How about hockey fighting in the real world? The media continues to portray it and make it look as important as the game itself. Just watch highlights of a hockey game and you are bound to see a fight being shown in one of them. In some cases, a fight will be shown rather than a goal. 38.46% of NHL games included at least one fight during the 2007/2008 season, which is a big increase from only 29.02% in 2005/2006. A total of 473 fights took place this season.
No punishments are made to fights during the game; the players only receive a 5 minute penalty, unless a player instigates the fight therefore receiving 2 minutes more and a game misconduct. Is a 5 minute major penalty nearly enough? Most players who get into fights can afford to miss 5 minutes as they do not produce big numbers offensively.
Scott Morrison, the recipient of the Hockey Hall of Fameis 2006 Elmer Ferguson Memorial Award, has been covering hockey for 25 years. He believes fighting is in the game of hockey but there are obvious risks. One of them he mentions is if someone drops their gloves, there is always the risk of injury, but it has always been that way.
The three leading fighters this past season were Columbus Blue Jackets forward Jarrod Boll with 27, Philiadelphia Flyers forward Riley Cote with 24, and Anaheim Ducks forward George Parros with 23. Boll only recorded a total of 10 points, Cote a total of 5 points and Parros also a total of 5 points. All three players recorded more fights than points. Does this tell you something? These players are simply brought in to spark their team, or raise ticket prices by starting a fight. They clearly have little offensive ability and do not play the game of hockey due to their skill.
Check out this clip from a fight last year between Leafs forwad Kris Newbury and Penguins forward Ronald Petrovicky. After viewing this, does this not give you a chill, is this truly needed in hockey? (Hate to rip up on the Leafs, but have to say it really is not that hard..)
Or this one....sorry Leafs fans
Other fights like the following can be very entertaining, and as shown at the end, both teams benches, and the fans are cheering on the combatants.
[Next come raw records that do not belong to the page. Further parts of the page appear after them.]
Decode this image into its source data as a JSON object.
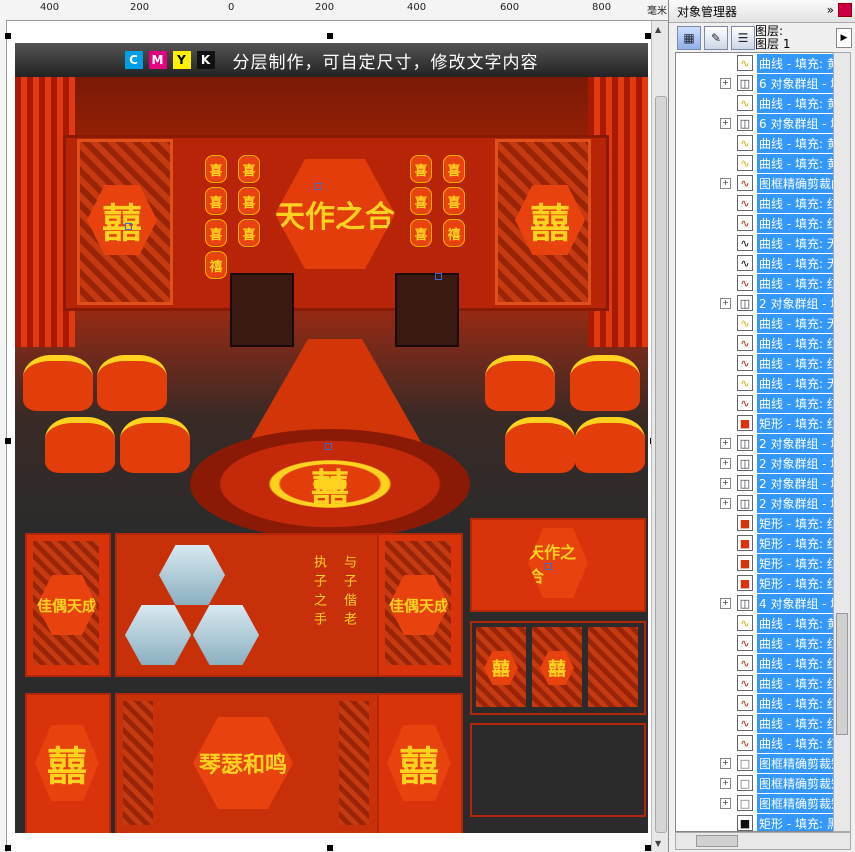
{
  "ruler": {
    "labels": [
      "400",
      "200",
      "0",
      "200",
      "400",
      "600",
      "800"
    ],
    "unit": "毫米"
  },
  "banner": {
    "c": "C",
    "m": "M",
    "y": "Y",
    "k": "K",
    "text": "分层制作，可自定尺寸，修改文字内容"
  },
  "artwork": {
    "xi": "囍",
    "center_title": "天作之合",
    "lantern_left_a": [
      "喜",
      "喜",
      "喜",
      "禧"
    ],
    "lantern_left_b": [
      "喜",
      "喜",
      "喜"
    ],
    "lantern_right_a": [
      "喜",
      "喜",
      "喜"
    ],
    "lantern_right_b": [
      "喜",
      "喜",
      "禧"
    ],
    "poem_a": "执子之手",
    "poem_b": "与子偕老",
    "panel_qinse": "琴瑟和鸣",
    "panel_zuohe": "佳偶天成"
  },
  "object_manager": {
    "title": "对象管理器",
    "layer_line1": "图层:",
    "layer_line2": "图层 1",
    "items": [
      {
        "expand": "",
        "icon": "curve-yellow",
        "label": "曲线 - 填充: 黄"
      },
      {
        "expand": "+",
        "icon": "group",
        "label": "6 对象群组 - 填"
      },
      {
        "expand": "",
        "icon": "curve-yellow",
        "label": "曲线 - 填充: 黄"
      },
      {
        "expand": "+",
        "icon": "group",
        "label": "6 对象群组 - 填"
      },
      {
        "expand": "",
        "icon": "curve-yellow",
        "label": "曲线 - 填充: 黄"
      },
      {
        "expand": "",
        "icon": "curve-yellow",
        "label": "曲线 - 填充: 黄"
      },
      {
        "expand": "+",
        "icon": "curve-red",
        "label": "图框精确剪裁曲"
      },
      {
        "expand": "",
        "icon": "curve-red",
        "label": "曲线 - 填充: 红"
      },
      {
        "expand": "",
        "icon": "curve-red",
        "label": "曲线 - 填充: 红"
      },
      {
        "expand": "",
        "icon": "curve-black",
        "label": "曲线 - 填充: 无"
      },
      {
        "expand": "",
        "icon": "curve-black",
        "label": "曲线 - 填充: 无"
      },
      {
        "expand": "",
        "icon": "curve-red",
        "label": "曲线 - 填充: 红"
      },
      {
        "expand": "+",
        "icon": "group",
        "label": "2 对象群组 - 填"
      },
      {
        "expand": "",
        "icon": "curve-yellow",
        "label": "曲线 - 填充: 无"
      },
      {
        "expand": "",
        "icon": "curve-red",
        "label": "曲线 - 填充: 红"
      },
      {
        "expand": "",
        "icon": "curve-red",
        "label": "曲线 - 填充: 红"
      },
      {
        "expand": "",
        "icon": "curve-yellow",
        "label": "曲线 - 填充: 无"
      },
      {
        "expand": "",
        "icon": "curve-red",
        "label": "曲线 - 填充: 红"
      },
      {
        "expand": "",
        "icon": "rect-red",
        "label": "矩形 - 填充: 红"
      },
      {
        "expand": "+",
        "icon": "group",
        "label": "2 对象群组 - 填"
      },
      {
        "expand": "+",
        "icon": "group",
        "label": "2 对象群组 - 填"
      },
      {
        "expand": "+",
        "icon": "group",
        "label": "2 对象群组 - 填"
      },
      {
        "expand": "+",
        "icon": "group",
        "label": "2 对象群组 - 填"
      },
      {
        "expand": "",
        "icon": "rect-red",
        "label": "矩形 - 填充: 红"
      },
      {
        "expand": "",
        "icon": "rect-red",
        "label": "矩形 - 填充: 红"
      },
      {
        "expand": "",
        "icon": "rect-red",
        "label": "矩形 - 填充: 红"
      },
      {
        "expand": "",
        "icon": "rect-red",
        "label": "矩形 - 填充: 红"
      },
      {
        "expand": "+",
        "icon": "group",
        "label": "4 对象群组 - 填"
      },
      {
        "expand": "",
        "icon": "curve-yellow",
        "label": "曲线 - 填充: 黄"
      },
      {
        "expand": "",
        "icon": "curve-red",
        "label": "曲线 - 填充: 红"
      },
      {
        "expand": "",
        "icon": "curve-red",
        "label": "曲线 - 填充: 红"
      },
      {
        "expand": "",
        "icon": "curve-red",
        "label": "曲线 - 填充: 红"
      },
      {
        "expand": "",
        "icon": "curve-red",
        "label": "曲线 - 填充: 红"
      },
      {
        "expand": "",
        "icon": "curve-red",
        "label": "曲线 - 填充: 红"
      },
      {
        "expand": "",
        "icon": "curve-red",
        "label": "曲线 - 填充: 红"
      },
      {
        "expand": "+",
        "icon": "rect-white",
        "label": "图框精确剪裁矩"
      },
      {
        "expand": "+",
        "icon": "rect-white",
        "label": "图框精确剪裁矩"
      },
      {
        "expand": "+",
        "icon": "rect-white",
        "label": "图框精确剪裁矩"
      },
      {
        "expand": "",
        "icon": "rect-black",
        "label": "矩形 - 填充: 黑"
      }
    ]
  },
  "colors": {
    "selection": "#3399ff",
    "wedding_red": "#e33d0b",
    "gold": "#ffd21f"
  }
}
There is no definite answer if hockey will still be popular if fighting were to be taken out of the game. Many fans watch it just to see two guys beating up on each other, as others watch it for the love of the game itself. Those who are die hard fans of the game will continue to watch it with or without fighting. Being a hockey fan or not, do you watch the game simply for the fights, or do you fully respect the sport of hockey?